Even though atonal music has existed for a long time, the composer Helmut Lachenmann has observed that many listeners are still so accustomed to tonal music that tonality continues to govern their listening habits. Such listeners might regard tonality as an intrinsic or “natural” musical system, against which contemporary music sounds, by contrast, “unnatural.” But Monday in Herbst Theatre, the San Francisco Contemporary Music Players performed a concert that associated contemporary music with nature. The concert did not, however, associate the natural with the familiar.
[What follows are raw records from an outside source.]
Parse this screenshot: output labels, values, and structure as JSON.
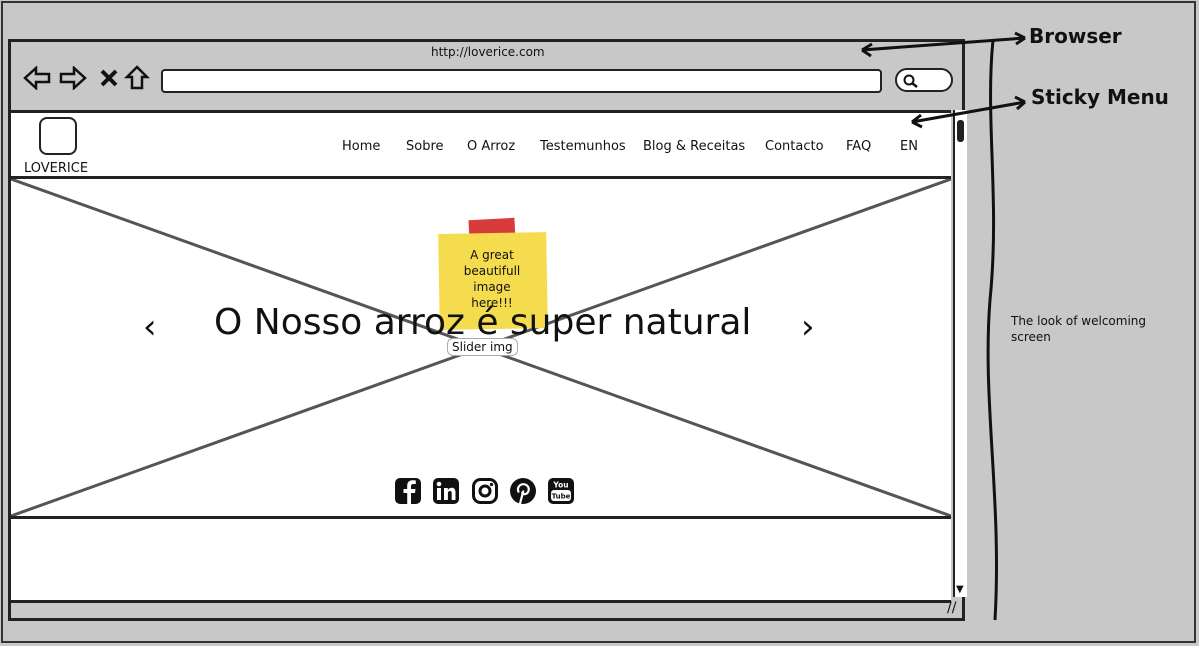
{
  "browser": {
    "url": "http://loverice.com"
  },
  "site": {
    "logo_text": "LOVERICE",
    "menu": [
      "Home",
      "Sobre",
      "O Arroz",
      "Testemunhos",
      "Blog & Receitas",
      "Contacto",
      "FAQ",
      "EN"
    ],
    "slider": {
      "headline": "O Nosso arroz é super natural",
      "prev": "‹",
      "next": "›",
      "note": "A great beautifull image here!!!",
      "label": "Slider img"
    },
    "social_icons": [
      "facebook-icon",
      "linkedin-icon",
      "instagram-icon",
      "pinterest-icon",
      "youtube-icon"
    ]
  },
  "annotations": {
    "browser": "Browser",
    "sticky_menu": "Sticky Menu",
    "welcome": "The look of welcoming screen"
  }
}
The music of Steve Reich can sound deceptively simple. After all, for about 50 years, his name has been associated with so-called minimalism. The term vaguely denotes music built from the repetition and layering of simple musical modules over harmonies and temporal pulsations that remain relatively constant. Yet at Stanford University’s Dinkelspiel Auditorium on Saturday, an all-Reich concert performed by So Percussion, a percussion quartet, made the virtuosic complexity of Reich’s music abundantly clear.